Daily Life | Perspectives for the Pandemic

Portrait of Professor Anne McCants


Faculty Reflections | Anne McCants, Professor of History

An ongoing series of notes from the Director of the MIT Concourse Program for her students and others during the pandemic

detail, balcony illustration by Maria Medem, The New York Times


An ode to the humble balcony

In The New York Times, Bernardo Zacka writes: "[A balcony] is private, yet public; exposed, yet secluded. It offers company without the demands of intimacy, and we should never take it for granted again."

portrait of Oprah Winfrey


A Conversation: Alan Lightman and Oprah Winfrey

In this conversation, part of Winfrey's 2020 Vision Tour, Oprah talks with MIT physicist and writer Alan Lightman about the presence, authenticity, and meanings of spiritual experience. 


What the pandemic tells us about personal identity

Kieran Setiya writes in The New Statesman: "We have become more used to seeing others through screens and software, but we are embodied beings and digital communication can feel lacking. What effect will this have on us?" 


Why we need humor at a time like this

At Oxford University Press blog, William Costanzo explores the social and medicinal aspects of humor.

Detail, etching of Isaac Newton


The truth about Isaac Newton’s productive plague

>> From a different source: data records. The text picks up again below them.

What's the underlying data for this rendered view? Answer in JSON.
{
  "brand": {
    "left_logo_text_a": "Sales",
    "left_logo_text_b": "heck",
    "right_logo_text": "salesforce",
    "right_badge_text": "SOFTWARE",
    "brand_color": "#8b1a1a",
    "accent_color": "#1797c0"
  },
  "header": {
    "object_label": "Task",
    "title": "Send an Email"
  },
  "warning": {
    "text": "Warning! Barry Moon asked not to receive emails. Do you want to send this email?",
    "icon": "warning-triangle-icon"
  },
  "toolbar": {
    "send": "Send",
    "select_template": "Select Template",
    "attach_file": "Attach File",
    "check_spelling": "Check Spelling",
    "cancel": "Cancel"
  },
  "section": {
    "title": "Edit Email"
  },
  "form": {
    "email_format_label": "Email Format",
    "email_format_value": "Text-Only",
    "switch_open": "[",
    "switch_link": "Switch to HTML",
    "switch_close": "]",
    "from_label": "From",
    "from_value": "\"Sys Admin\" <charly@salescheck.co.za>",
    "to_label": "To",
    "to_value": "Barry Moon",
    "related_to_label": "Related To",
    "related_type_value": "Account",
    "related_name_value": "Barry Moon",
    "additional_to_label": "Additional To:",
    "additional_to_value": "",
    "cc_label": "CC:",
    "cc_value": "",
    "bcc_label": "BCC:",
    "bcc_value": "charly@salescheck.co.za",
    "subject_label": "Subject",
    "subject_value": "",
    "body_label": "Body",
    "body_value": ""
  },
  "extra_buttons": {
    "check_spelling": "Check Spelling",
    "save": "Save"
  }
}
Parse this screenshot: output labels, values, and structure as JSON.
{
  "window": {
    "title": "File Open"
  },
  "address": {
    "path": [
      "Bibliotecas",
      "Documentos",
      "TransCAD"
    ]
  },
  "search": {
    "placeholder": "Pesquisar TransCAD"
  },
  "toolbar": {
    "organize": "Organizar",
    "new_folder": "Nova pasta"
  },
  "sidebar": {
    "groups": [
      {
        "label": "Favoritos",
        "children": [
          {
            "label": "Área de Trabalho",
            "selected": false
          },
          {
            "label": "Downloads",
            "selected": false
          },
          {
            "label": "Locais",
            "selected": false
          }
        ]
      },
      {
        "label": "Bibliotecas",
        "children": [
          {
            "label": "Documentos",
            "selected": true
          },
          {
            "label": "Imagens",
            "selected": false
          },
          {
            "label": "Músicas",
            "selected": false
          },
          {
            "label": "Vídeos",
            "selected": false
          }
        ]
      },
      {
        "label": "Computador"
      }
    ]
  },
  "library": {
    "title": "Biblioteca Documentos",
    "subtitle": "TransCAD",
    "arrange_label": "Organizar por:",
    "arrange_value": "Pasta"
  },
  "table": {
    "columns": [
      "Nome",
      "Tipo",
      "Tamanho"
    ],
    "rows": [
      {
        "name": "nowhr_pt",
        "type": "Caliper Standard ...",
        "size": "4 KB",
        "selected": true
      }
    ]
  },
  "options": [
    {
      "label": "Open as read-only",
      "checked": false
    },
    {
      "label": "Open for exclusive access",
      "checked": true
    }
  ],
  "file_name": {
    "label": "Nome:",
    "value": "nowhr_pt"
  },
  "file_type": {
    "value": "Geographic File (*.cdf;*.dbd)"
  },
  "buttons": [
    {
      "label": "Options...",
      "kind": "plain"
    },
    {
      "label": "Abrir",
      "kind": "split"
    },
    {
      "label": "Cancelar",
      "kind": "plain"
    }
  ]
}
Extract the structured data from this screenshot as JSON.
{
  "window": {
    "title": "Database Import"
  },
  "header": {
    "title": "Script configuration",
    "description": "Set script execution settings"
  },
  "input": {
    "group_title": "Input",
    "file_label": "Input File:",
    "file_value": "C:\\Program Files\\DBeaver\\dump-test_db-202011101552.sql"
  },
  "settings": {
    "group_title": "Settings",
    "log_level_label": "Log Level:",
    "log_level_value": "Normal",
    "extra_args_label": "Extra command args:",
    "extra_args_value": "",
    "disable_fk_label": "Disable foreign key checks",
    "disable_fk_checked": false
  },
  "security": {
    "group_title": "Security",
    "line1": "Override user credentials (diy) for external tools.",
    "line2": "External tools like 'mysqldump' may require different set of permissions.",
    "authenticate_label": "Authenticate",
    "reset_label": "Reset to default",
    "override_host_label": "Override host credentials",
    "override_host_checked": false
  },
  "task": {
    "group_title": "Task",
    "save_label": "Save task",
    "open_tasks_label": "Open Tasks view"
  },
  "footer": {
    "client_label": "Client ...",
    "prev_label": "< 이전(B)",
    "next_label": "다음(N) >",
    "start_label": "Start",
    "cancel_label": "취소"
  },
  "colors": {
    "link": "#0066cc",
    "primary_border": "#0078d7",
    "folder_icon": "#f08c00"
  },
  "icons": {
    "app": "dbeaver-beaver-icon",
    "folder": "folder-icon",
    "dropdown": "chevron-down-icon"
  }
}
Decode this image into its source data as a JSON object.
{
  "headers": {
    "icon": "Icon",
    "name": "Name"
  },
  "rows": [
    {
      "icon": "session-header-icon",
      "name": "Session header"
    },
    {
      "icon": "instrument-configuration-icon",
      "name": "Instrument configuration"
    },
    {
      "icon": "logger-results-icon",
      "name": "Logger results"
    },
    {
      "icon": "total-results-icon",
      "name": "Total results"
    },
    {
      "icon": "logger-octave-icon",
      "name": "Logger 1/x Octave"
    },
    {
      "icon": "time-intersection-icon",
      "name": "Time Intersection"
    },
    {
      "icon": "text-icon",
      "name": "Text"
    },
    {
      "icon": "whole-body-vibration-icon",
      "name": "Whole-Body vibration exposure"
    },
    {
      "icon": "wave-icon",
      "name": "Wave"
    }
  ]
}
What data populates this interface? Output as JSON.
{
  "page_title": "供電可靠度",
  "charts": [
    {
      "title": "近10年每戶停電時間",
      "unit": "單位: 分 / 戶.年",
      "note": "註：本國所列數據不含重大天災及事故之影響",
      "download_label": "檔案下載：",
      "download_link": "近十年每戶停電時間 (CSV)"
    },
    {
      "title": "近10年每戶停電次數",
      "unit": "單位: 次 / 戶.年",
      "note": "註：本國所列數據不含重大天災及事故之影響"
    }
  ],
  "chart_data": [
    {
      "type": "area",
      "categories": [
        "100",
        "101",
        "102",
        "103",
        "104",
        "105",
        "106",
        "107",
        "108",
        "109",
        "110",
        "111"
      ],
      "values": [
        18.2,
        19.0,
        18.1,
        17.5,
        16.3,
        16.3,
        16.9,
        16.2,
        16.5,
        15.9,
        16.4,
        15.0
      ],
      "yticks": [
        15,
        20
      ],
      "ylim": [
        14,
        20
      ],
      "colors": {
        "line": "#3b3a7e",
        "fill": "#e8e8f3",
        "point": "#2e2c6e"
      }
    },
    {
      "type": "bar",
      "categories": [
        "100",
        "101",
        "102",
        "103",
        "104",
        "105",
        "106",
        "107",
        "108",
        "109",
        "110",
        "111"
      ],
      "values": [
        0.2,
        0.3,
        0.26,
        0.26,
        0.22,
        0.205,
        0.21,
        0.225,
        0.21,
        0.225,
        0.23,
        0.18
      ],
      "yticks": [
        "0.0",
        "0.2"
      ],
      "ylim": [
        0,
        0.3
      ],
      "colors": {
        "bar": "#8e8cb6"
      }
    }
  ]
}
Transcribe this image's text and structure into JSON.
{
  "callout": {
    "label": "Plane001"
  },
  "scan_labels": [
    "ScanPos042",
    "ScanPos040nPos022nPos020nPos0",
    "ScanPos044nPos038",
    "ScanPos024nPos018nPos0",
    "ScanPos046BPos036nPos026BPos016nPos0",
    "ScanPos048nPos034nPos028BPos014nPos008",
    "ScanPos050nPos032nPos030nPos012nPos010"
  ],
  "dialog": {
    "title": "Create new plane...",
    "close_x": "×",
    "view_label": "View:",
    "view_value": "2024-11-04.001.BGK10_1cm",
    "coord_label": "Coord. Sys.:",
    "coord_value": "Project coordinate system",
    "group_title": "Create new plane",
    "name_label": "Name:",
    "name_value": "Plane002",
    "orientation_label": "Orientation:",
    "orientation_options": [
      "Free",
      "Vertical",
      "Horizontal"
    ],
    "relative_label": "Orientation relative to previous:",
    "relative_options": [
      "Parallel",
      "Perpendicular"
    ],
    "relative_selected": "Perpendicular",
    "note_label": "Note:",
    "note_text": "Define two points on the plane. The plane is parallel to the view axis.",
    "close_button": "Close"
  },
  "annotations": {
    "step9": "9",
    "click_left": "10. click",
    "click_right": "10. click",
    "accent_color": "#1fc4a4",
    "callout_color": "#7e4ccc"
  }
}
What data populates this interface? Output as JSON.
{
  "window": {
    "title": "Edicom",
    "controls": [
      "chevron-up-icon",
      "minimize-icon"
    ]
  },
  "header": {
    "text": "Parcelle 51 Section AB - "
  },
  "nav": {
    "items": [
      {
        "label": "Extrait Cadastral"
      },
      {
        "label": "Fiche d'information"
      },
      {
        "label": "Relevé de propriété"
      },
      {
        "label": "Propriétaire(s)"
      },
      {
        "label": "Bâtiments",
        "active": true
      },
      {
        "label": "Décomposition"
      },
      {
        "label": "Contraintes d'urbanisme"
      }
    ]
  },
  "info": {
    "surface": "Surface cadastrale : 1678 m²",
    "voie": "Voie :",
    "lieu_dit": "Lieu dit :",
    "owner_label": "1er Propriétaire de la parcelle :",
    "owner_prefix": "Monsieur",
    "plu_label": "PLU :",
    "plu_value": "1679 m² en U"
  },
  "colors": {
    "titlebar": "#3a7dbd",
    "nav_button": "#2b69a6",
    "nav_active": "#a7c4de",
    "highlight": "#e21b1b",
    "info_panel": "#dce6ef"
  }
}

In The New Yorker, MIT Professor of Science Writing Tom Levenson writes that the idea that the plague woke the brilliance in Newton is both wrong and misleading.

image of working remotely via the internet


When the coronavirus pandemic drove life online

On NBC News, MIT Professor Sherry Turkle discusses how the pandemic is inspiring people and groups around the world to use the internet in new and creative ways to connect: "The move online could end up changing what it means to be online," she says.


The virus is a reminder of something lost long ago

In The Atlantic, MIT Professor of Writing Alan Lightman observes that the pandemic may force "many of us to slow down, to spend more time in reflection, away from the noise and heave of the world. With more quiet time, we have an opportunity to think about who we are, as individuals and as a society."

Bulldog puppy with laughing expression


Embracing Humor

"Many studies have shown that laughter and humor have a huge array of benefits, including strengthening the immune system, reducing pain and stress, and increasing energy. If you are going through a difficult experience or feeling down, humor may accidently find you. Embrace it."